Joseph Hill lawrence
According to Beth Cope, based upon several facts gleaned from her exhaustive research, she is reasonably certain that the Lawrence Family came to Canada too late to have been United Empire Loyalist. Moreover, according to her, the family name is not included on the official list of known United Empire Loyalist families. Finally, in 1806, in the Town of York, Joseph’s father, Monis, married Joseph’s mother, Francis Crown, as his third wife. This evidence suggests that, contrary to what was stated in his obituary, Joseph Lawrence was not a member of a United Empire Loyalist family.
Historical Resources held in the Collingwood Public Library, notably Volume 1 of the Huron Institute Papers and Records (vol. 1-3. Published by the Institute: Collingwood, c. 1909), have provided additional information about Joseph Lawrence and some of his children. Apparently, the Wesleyan Methodist Church was the first organized religious institution in Collingwood. Its first permanent minister was the Rev. Edward Sallows who conducted the first service in August 1853 in the home of Mr. Leo Cathey at the foot of Pine Street. Joseph Lawrence was the first Superintendent of the Sunday School when it was founded in 1854. Through the kindness of Sarah Lawrence, Joseph’s wife, extra funds were gathered from the membership in order to provide additional financial support for the minister and his family. The Lawrence’s daughter, Fanny, was the organist in the new church building when it was finished in 1863. Another daughter, Susannah, was the first missionary sponsored by the Wesleyan Methodist Church and sent from Collingwood to British Columbia. The land for the congregational cemetery was purchased in 1872 and their daughter, Kate, was the first person to be buried in it.

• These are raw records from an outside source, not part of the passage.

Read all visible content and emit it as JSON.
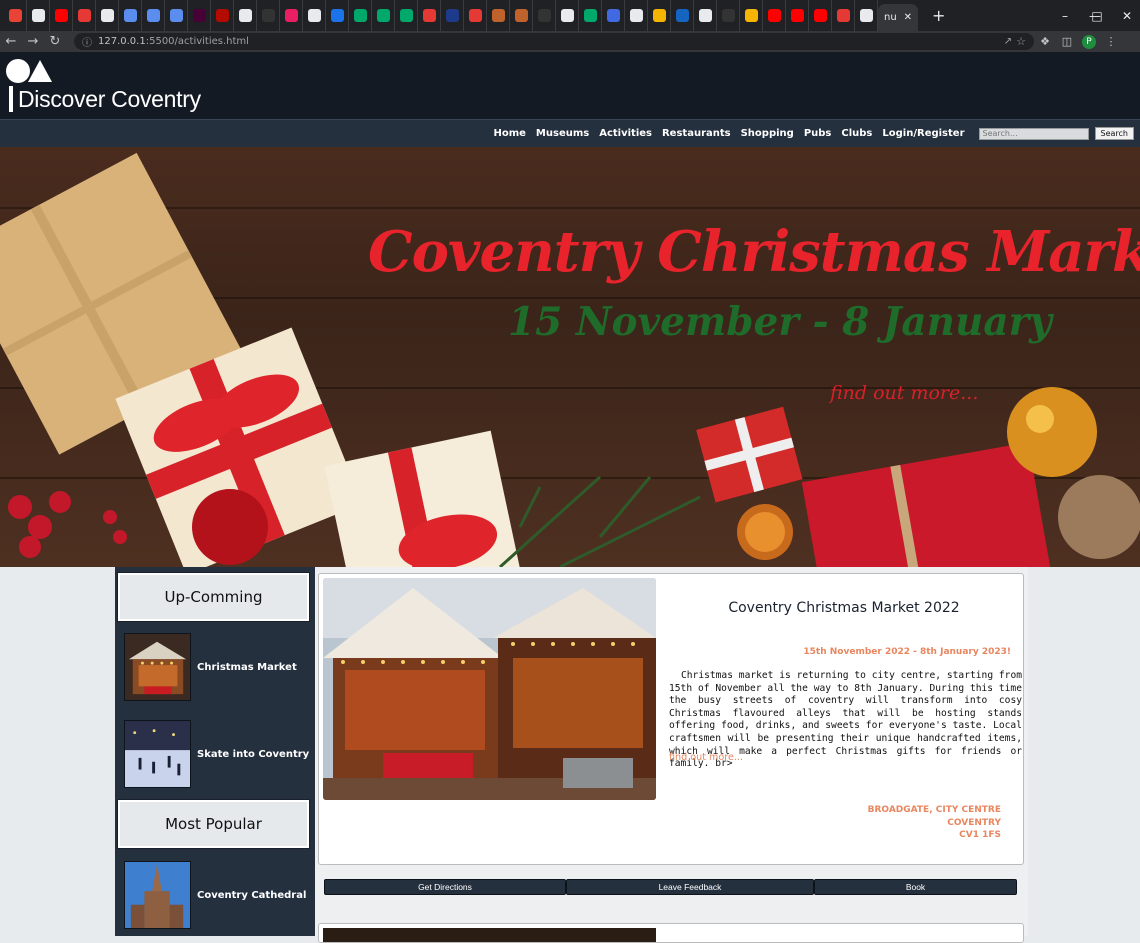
{
  "browser": {
    "tab_title": "nu",
    "url_host": "127.0.0.1",
    "url_path": ":5500/activities.html",
    "profile_initial": "P",
    "tab_favicon_colors": [
      "#ea4335",
      "#e8eaed",
      "#ff0000",
      "#e53935",
      "#e8eaed",
      "#5b8def",
      "#5b8def",
      "#5b8def",
      "#470137",
      "#b30b00",
      "#e8eaed",
      "#333333",
      "#e91e63",
      "#e8eaed",
      "#1a73e8",
      "#00a86b",
      "#00a86b",
      "#00a86b",
      "#e53935",
      "#1e3a8a",
      "#e53935",
      "#c0622b",
      "#c0622b",
      "#333333",
      "#e8eaed",
      "#00a86b",
      "#4169e1",
      "#e8eaed",
      "#f4b400",
      "#1565c0",
      "#e8eaed",
      "#333333",
      "#f4b400",
      "#ff0000",
      "#ff0000",
      "#ff0000",
      "#e53935",
      "#e8eaed"
    ]
  },
  "site": {
    "logo_text": "Discover Coventry",
    "nav": [
      "Home",
      "Museums",
      "Activities",
      "Restaurants",
      "Shopping",
      "Pubs",
      "Clubs",
      "Login/Register"
    ],
    "search_placeholder": "Search...",
    "search_button": "Search"
  },
  "hero": {
    "title": "Coventry Christmas Market",
    "dates": "15 November  -  8 January",
    "more": "find out more...",
    "colors": {
      "title": "#e8232c",
      "dates": "#1f6b2a"
    }
  },
  "sidebar": {
    "upcoming_heading": "Up-Comming",
    "upcoming_items": [
      {
        "label": "Christmas Market",
        "icon": "christmas-market-thumbnail"
      },
      {
        "label": "Skate into Coventry",
        "icon": "ice-skating-thumbnail"
      }
    ],
    "popular_heading": "Most Popular",
    "popular_items": [
      {
        "label": "Coventry Cathedral",
        "icon": "cathedral-thumbnail"
      }
    ]
  },
  "event": {
    "title": "Coventry Christmas Market 2022",
    "dates": "15th November 2022 - 8th January 2023!",
    "description": "Christmas market is returning to city centre, starting from 15th of November all the way to 8th January. During this time the busy streets of coventry will transform into cosy Christmas flavoured alleys that will be hosting stands offering food, drinks, and sweets for everyone's taste. Local craftsmen will be presenting their unique handcrafted items, which will make a perfect Christmas gifts for friends or family. br>",
    "more": "find out more...",
    "address_line1": "BROADGATE, CITY CENTRE",
    "address_line2": "COVENTRY",
    "address_line3": "CV1 1FS",
    "buttons": [
      "Get Directions",
      "Leave Feedback",
      "Book"
    ],
    "accent": "#e8865f"
  }
}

George henry Lawrence. Son of Ira LawrenceIn 1869 a society known as “The Pioneers” was founded in Toronto. Its charter members were men who had lived in the Town of York before March 6, 1834 when its name was changed to Toronto. Subsequent member status could be established through association with another family member such as a father. 1811 was the date given for the affiliation of Joseph’s membership, his eligibility established by association with his father and paternal grandfather. At one time, Joseph’s father was the Clerk of Town of York and was the Innkeeper of the York Hotel on King Street.
Apparently there was considerable political intrigue during the early days of Collingwood in 1858. In preparation for her recent book about early Collingwood, The Chicago of the North, Anita Miles, formerly of the Collingwood Museum, unearthed additional information about Joseph Lawrence, generally considered to have been the first Clerk of Collingwood. In a personal communication, she informed us that although Joseph Lawrence was, indeed, the first official clerk of Collingwood who was not also a member of the Town Council, John Hogg had, in fact, held that office before him, but only for two months. Mr. Hogg founded the Enterprise, the first newspaper in Collingwood, which he later joined with the Bulletin. He was voted off the Council on a motion by Mr. Gibbard and Mr. McWatt and passed by a 4 to 3 vote. The reason was that he allegedly repeatedly published misstatements in his newspaper considered unacceptable by other members of the Council. On a second motion by Mr. Gibbard and Mr. McWatt, Joseph Lawrence was appointed Clerk of the town in his stead. Ironically, after the death of Joseph Lawrence in 1877, Mr. Hogg replaced him as clerk and was reinstated to the town council, eventually also becoming Reeve and Mayor. Joseph Lawrence’ obituary was subsequently published in John Hogg’s newspaper.
During the period of the Fenian Raids of 1866 and 1870, local volunteers joined the Collingwood Rifle Company and served along the Niagara frontier hoping to defend against Fenian raids across the border. In response to rumours that Fenians had sailed from Chicago to attack Upper Canada through the back door of Collingwood, John Hogg and John Rennie organized a home guard unit known as the Collingwood Rifle Company, with John Hogg serving as Colonel.